rollingball

Watch the video below to see how you can create a simple rolling ball game with force and gravity. Then scroll down to take a look at the sample code.

Here is the sample code in C# for this game.

using UnityEngine;
using System.Collections;
 
// Simple Rolling Ball Game code - 18 Oct 2015 Daniel Wood
// Add this code to a script called 'move' and then attach the script to a sphere in your game
 
[RequireComponent (typeof(Rigidbody))]
 
public class move : MonoBehaviour {
 
 public float xForce = 10.0f;
 public float zForce = 10.0f;
 public float yForce = 500.0f;
 
 // Use this for initialization
 void Start () {
 
 }
 
 // Update is called once per frame
 void Update () {
 
 // this is for the X axis' movement (moving left and right)
 float x = 0.0f;
 
 if (Input.GetKey (KeyCode.A)) {
 x = x - xForce;
 }
 
 if (Input.GetKey (KeyCode.D)) {
 x = x + xForce;
 }
 
 // this is for the Z axis' movement (moving backwards and forwards)
 float z = 0.0f;
 
 if (Input.GetKey (KeyCode.S)) {
 z = z - zForce;
 }
 
 if (Input.GetKey (KeyCode.W)) {
 z = z + zForce;
 }
 
 // this is for the Y axis' movement (jumping)
 float y = 0.0f;
 
 if (Input.GetKeyDown (KeyCode.Space)) {
 y = yForce;
 }
 
 GetComponent<Rigidbody> ().AddForce (x, y, z);
 
 }
}

This a simple game with no scoring or other objects to interact with, but you could easily extend the game by adding a user interface, scoring, different cameras, and objects to interact with. As an example, you could make a simple pinball game.

Scripting in Unity with C#

In this tutorial we will look at how to start scripting in Unity using the C# language. Scripts are what are needed to make your game interactive. In addition to the videos on scripting, make sure you also check out the C# Script Reference page where you can find examples of scripting and sample code.

Basic template script

Every script in Unity has a few required components that you need to include. This template script contains the basic components that every script needs to begin with when using C# scripts in Unity.

using UnityEngine;
using System.Collections;
 
public class scriptNameGoesHere : MonoBehaviour {
 
 // Use this for initialization
 void Start () {
 
 }
 
 // Update is called once per frame
 void Update () {
 
 }
}

This script is made up of three sections:

  • The using section
  • The class declaration section
  • The class contents

The using section

The section of the code lists the libraries that the script will be using. This is usually left as it is and not changed most of the time.

The class declaration section

All scripts contain a class that is named after the actual script. For example, if the script file is called characterMove.cs then the class will be called characterMove. Note that script file names and class names should not contain any spaces. The first line of this section (the class declaration) doesn’t really get changed much so it should be left alone. All of the code that exists between the opening { and closing } brackets is a part of this class. All of your code will go between these opening and closing brackets.

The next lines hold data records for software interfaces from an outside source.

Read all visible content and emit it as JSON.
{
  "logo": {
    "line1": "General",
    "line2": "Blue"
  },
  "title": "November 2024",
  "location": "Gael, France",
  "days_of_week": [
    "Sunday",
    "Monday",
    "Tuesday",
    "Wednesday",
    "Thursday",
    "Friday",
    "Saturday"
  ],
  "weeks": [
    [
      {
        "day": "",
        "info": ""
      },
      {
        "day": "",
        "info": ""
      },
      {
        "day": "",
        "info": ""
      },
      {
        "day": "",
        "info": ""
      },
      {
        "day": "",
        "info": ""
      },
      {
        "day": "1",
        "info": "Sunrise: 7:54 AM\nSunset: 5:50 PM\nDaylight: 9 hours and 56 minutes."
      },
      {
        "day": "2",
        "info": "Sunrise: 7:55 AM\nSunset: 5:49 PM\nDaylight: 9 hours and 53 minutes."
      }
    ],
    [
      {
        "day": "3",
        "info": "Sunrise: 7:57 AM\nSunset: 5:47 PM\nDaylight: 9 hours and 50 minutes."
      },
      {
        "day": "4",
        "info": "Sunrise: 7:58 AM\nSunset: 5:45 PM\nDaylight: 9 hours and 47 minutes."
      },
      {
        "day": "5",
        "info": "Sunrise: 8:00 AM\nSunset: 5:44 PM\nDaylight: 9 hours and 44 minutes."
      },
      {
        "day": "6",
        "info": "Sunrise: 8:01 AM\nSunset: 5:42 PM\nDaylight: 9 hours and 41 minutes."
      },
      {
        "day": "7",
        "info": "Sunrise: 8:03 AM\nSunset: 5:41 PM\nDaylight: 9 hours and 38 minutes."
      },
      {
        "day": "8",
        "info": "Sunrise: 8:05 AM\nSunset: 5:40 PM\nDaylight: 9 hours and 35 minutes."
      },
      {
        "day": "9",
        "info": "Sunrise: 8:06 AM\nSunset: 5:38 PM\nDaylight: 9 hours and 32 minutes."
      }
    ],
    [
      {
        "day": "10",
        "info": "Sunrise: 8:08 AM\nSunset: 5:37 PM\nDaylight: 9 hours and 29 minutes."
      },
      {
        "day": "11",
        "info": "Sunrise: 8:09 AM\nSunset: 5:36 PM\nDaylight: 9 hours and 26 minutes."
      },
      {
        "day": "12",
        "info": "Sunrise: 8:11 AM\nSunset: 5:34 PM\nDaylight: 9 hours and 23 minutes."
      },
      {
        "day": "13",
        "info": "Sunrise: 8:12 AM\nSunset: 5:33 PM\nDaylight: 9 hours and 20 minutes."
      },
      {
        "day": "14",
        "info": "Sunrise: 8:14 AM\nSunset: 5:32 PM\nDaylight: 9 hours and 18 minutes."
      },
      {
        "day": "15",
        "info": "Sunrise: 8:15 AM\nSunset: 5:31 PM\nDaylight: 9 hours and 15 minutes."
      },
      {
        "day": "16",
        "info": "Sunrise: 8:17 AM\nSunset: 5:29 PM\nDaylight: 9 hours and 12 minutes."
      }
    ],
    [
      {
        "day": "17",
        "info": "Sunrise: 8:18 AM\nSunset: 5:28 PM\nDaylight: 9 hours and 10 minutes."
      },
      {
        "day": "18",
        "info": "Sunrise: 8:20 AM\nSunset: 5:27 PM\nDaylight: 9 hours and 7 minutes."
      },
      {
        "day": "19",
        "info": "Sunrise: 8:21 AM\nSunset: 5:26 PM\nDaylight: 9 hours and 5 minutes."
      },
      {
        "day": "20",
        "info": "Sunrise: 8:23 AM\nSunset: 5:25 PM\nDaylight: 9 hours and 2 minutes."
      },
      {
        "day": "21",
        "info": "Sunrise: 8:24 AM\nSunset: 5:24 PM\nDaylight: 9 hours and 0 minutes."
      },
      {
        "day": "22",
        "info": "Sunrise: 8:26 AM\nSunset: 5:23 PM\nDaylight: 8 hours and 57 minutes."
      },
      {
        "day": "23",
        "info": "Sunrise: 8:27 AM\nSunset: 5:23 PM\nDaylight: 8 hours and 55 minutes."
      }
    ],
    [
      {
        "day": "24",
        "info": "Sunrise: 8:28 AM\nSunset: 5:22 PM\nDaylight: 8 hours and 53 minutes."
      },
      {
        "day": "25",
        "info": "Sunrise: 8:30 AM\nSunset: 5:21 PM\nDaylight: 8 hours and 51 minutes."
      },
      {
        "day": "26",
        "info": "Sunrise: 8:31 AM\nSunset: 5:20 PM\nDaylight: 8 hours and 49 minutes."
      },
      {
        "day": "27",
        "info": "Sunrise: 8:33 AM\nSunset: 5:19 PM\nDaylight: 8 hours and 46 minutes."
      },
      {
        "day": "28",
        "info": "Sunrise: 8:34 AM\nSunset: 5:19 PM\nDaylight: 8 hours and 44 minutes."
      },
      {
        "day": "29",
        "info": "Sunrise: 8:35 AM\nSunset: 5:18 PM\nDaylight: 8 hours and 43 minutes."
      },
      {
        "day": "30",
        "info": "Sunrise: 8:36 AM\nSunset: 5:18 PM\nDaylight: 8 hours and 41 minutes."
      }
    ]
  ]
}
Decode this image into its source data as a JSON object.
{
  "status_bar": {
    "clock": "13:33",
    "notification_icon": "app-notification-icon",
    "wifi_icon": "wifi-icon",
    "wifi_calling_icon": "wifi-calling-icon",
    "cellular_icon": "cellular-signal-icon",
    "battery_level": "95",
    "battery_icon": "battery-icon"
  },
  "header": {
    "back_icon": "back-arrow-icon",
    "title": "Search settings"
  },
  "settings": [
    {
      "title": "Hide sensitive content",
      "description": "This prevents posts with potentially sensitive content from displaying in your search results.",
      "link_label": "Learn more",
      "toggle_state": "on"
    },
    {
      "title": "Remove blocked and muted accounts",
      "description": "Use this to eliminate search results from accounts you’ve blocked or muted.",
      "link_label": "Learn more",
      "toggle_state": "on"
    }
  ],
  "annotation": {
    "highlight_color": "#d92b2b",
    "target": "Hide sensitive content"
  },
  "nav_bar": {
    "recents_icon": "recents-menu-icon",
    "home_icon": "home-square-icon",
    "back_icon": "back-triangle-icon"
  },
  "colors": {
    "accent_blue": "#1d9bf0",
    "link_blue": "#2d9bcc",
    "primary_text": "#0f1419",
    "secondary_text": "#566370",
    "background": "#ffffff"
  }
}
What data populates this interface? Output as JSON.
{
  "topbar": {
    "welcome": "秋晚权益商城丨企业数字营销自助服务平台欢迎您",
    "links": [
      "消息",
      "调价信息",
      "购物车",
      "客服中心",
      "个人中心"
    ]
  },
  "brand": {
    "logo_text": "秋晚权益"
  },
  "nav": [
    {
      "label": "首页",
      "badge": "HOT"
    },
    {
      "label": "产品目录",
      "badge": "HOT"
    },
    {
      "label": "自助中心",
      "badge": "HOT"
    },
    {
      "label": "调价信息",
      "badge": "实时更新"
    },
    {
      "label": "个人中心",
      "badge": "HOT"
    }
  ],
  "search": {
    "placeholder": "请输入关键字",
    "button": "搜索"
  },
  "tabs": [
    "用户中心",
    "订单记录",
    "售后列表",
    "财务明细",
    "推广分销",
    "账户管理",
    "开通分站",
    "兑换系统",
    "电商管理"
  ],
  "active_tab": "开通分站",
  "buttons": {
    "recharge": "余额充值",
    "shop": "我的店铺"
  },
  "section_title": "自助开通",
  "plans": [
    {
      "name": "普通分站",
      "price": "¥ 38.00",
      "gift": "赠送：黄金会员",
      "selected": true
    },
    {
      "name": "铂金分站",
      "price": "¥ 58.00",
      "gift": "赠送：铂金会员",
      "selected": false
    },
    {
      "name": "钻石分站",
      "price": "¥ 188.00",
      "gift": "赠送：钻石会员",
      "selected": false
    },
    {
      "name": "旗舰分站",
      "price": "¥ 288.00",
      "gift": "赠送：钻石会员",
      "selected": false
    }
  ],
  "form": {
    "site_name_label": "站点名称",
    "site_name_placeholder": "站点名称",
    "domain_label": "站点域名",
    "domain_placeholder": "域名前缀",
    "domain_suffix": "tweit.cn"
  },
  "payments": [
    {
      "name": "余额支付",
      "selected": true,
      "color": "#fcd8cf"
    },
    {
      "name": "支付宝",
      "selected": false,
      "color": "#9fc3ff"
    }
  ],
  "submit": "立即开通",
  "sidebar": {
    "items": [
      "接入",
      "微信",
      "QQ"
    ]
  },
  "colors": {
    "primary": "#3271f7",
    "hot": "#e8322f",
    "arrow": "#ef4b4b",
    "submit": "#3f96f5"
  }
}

The class contents

The code placed in between the opening and closing brackets of the class is what makes up the script. All of your code goes here. By default, a script will have two methods inside the class, the Start method and the Update method.

Any code that is placed inside the Start method will run when the scene that it is attached to first starts. Any code that is placed inside the Update method will run every single time the game updates which is usually about 60 times a second but this will depend on the computer being used.

Note that statements in C# have a semi-colon (;) at the end of the line. Leaving the semi-colon out can cause errors.

Comments

The // characters are used to add comments to your code. Any text on a line after the two forward slashes will not be treated as code. Comments are useful as they contain notes about what is happening in the code an can help others understand the algorithm.

Here is an example of a comment:

// This is a comment

Now check out the next tutorial: Data Types and Variables in C#.